Never a contributor or believer in new year resolutions I am struck by a woman talking on the BBC World Service who resolved to do something for the first time every day of 2013  and succeeded.
Among her achievements was to talk to someone new on the spur of the moment and do a "polar bear plunge" (ie jump into Arctic waters and totally immerse herself). Both proved rewarding she says as did her 363 other ventures. I am almost tempted to follow suite in 2014, if only I were half my age.

Among the expressions I vow never to use is "to be honest". First because honesty should be taken for granted and, second, because can you ever claim to be honest, really honest?


Ellena said...

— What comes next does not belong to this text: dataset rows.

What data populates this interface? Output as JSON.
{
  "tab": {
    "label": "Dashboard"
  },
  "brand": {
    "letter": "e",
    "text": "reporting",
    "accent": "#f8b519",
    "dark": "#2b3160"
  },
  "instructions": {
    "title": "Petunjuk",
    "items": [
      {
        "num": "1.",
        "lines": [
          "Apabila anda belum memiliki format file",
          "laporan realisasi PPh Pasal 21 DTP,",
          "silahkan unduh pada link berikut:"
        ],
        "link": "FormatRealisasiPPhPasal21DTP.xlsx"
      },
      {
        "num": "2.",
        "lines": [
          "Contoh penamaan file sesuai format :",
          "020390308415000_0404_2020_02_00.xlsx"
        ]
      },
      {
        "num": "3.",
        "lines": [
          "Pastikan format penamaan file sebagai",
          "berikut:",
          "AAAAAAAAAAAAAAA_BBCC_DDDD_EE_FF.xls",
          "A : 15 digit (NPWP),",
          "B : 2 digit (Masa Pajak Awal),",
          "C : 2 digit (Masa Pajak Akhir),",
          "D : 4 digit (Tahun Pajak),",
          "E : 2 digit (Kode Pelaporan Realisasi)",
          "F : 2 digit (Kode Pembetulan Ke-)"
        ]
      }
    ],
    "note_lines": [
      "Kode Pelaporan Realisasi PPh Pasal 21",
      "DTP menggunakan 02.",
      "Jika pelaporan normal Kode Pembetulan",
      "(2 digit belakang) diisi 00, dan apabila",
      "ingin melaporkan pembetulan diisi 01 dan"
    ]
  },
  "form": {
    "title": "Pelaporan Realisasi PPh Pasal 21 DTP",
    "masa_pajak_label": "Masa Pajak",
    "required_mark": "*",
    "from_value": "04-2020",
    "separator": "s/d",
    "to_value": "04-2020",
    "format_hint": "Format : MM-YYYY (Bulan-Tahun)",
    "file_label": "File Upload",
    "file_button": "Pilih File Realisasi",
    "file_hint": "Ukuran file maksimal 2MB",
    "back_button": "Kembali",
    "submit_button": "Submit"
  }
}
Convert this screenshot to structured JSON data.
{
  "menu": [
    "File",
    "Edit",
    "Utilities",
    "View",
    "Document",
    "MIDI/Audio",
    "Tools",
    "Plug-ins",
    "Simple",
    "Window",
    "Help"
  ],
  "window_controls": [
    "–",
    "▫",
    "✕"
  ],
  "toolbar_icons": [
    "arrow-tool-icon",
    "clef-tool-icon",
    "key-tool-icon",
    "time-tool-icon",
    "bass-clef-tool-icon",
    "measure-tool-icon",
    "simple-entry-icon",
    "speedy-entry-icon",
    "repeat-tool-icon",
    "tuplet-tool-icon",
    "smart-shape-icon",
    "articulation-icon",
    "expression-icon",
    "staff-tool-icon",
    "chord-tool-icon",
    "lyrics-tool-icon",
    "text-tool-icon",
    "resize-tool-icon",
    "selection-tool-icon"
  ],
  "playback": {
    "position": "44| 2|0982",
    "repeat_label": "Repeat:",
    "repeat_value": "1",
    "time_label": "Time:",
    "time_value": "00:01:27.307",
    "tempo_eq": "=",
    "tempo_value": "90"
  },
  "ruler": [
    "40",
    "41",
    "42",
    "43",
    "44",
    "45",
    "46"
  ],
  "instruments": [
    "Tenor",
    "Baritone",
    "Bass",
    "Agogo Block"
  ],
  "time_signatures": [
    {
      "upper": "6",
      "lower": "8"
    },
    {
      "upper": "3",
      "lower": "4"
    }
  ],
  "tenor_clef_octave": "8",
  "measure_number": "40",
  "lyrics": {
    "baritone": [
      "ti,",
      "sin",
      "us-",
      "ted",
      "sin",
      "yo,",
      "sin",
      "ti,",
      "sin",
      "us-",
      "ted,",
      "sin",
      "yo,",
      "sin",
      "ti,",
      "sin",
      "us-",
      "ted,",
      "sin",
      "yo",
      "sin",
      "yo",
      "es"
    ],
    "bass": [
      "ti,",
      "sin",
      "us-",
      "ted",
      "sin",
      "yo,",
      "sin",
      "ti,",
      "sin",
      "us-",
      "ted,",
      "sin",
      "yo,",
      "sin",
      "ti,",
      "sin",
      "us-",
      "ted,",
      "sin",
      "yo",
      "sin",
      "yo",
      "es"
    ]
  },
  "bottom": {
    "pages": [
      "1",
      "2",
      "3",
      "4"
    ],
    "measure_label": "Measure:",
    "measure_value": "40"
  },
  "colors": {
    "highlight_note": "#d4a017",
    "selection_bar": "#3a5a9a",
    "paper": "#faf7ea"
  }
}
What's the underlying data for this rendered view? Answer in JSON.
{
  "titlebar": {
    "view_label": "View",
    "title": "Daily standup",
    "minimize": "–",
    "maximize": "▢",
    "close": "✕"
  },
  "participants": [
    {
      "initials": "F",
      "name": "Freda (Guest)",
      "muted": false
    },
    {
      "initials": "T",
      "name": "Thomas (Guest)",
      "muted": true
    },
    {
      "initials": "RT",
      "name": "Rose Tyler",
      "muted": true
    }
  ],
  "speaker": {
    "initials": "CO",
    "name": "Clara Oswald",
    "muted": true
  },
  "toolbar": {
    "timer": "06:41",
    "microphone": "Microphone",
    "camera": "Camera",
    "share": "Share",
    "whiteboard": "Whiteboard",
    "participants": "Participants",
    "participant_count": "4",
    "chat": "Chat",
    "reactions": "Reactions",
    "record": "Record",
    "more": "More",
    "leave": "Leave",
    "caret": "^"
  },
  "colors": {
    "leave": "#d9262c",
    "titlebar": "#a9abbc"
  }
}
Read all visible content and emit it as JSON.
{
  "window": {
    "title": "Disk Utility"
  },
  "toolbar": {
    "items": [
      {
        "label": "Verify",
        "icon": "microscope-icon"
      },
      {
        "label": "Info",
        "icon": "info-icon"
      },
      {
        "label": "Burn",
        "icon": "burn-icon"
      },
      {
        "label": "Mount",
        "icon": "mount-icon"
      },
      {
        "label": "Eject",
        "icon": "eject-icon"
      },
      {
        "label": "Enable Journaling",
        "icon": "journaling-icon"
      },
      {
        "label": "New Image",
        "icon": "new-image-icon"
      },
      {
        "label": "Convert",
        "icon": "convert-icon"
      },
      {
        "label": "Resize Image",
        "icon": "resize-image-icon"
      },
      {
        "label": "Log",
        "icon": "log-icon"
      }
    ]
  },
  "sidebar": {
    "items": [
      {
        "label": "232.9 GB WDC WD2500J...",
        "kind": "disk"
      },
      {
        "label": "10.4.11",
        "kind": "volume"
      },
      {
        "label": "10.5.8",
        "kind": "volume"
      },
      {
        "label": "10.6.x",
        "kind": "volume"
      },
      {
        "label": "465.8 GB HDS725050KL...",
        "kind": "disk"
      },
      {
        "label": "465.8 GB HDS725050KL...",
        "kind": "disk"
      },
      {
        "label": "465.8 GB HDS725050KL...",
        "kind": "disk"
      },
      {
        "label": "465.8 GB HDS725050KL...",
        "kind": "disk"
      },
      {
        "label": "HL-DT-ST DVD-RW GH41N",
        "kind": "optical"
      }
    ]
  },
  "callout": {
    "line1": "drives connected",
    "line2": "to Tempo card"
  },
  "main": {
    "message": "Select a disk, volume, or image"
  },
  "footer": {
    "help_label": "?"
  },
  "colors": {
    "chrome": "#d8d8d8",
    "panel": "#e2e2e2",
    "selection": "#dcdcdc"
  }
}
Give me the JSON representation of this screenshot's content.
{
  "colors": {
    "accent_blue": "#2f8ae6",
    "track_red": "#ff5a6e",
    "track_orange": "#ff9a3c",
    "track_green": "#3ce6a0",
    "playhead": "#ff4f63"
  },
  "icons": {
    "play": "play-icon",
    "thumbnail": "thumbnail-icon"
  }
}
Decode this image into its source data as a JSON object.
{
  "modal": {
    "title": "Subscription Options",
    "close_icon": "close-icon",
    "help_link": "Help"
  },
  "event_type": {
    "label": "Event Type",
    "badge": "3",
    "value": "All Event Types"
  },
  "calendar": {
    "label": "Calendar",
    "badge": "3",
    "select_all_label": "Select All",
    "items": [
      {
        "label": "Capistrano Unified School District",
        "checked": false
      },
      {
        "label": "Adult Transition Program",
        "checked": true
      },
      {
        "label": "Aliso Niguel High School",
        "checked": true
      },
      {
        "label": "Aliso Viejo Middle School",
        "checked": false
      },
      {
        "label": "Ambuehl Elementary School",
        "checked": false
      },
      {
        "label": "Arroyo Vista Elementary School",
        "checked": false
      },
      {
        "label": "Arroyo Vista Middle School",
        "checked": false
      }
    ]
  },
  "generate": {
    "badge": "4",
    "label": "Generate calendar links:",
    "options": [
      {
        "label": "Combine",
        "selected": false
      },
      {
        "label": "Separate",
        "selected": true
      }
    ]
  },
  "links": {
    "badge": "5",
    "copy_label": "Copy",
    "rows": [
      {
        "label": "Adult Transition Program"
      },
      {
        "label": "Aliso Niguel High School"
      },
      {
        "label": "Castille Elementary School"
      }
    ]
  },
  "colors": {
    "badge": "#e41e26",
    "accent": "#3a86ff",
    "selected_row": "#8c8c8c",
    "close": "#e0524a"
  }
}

First time I comment on your blog this year. I bet you could come up
with all the 'firsts' needed without getting up from your chair.

The Crow said...

Maybe the 'to be honest' remark means 'if I am honest with myself, this is what I mean to say.' I find it much harder to be honest with myself than to speak truthfully to another.

We all hide, or keep, things from others for a variety of reasons. I think the intention to be honest should be taken for granted. True honesty sometimes takes more effort, involves soul searching, and is not always readily apparent, even - especially - to oneself.

Tom said...

One thing I'd like for some people to make as a new year resolution, is to stop using the expression, "I'm only human." Like you, I do not make such resolutions. Why start the year as a failure? It's just being silly to yourself.

One thing I'd ban for ever is paralytic drunks, and other deranged people, making submissions to the, "Please prove you're not a robot" word verification system. :)

marja-leena said...

A good capture, the photo!

There are a lot of rather mindless expressions used in light conversation, to be honest :-)

Lucas said...

One of my colleagues used to say "To be quite honest.." but he used to say quite in such a way that it sounded as if he meant quite as in only quite i.e. not very. This used to fascinate me.
The lake of tidiness in an arid landscape of rubbish is indeed a good capture.

Rouchswalwe said...

I know a lady who often says, "You ain't gonna like what I'm gonna tell you now, but actually ...." More often than not, she comes up with a lucid note. I appreciate her thoughts because they are blunt and honest and insightful. I wish I had more people like that around me.

Great Foto! Speaks volumes in a simple image.

Roderick Robinson said...

"To be perfectly honest" merely promotes further unease.

Lucy said...

A brother-in-law of ours says it all the time, with a Cardiff accent 'To be perfekly arnest...'. It is usually followed by nothing revelatory or remotely important, it's just a kind of verbal tic. Almost always when we refer to him one of us says it in his voice; it's become his call sign. I've come to rather like him and so find it quite endearing.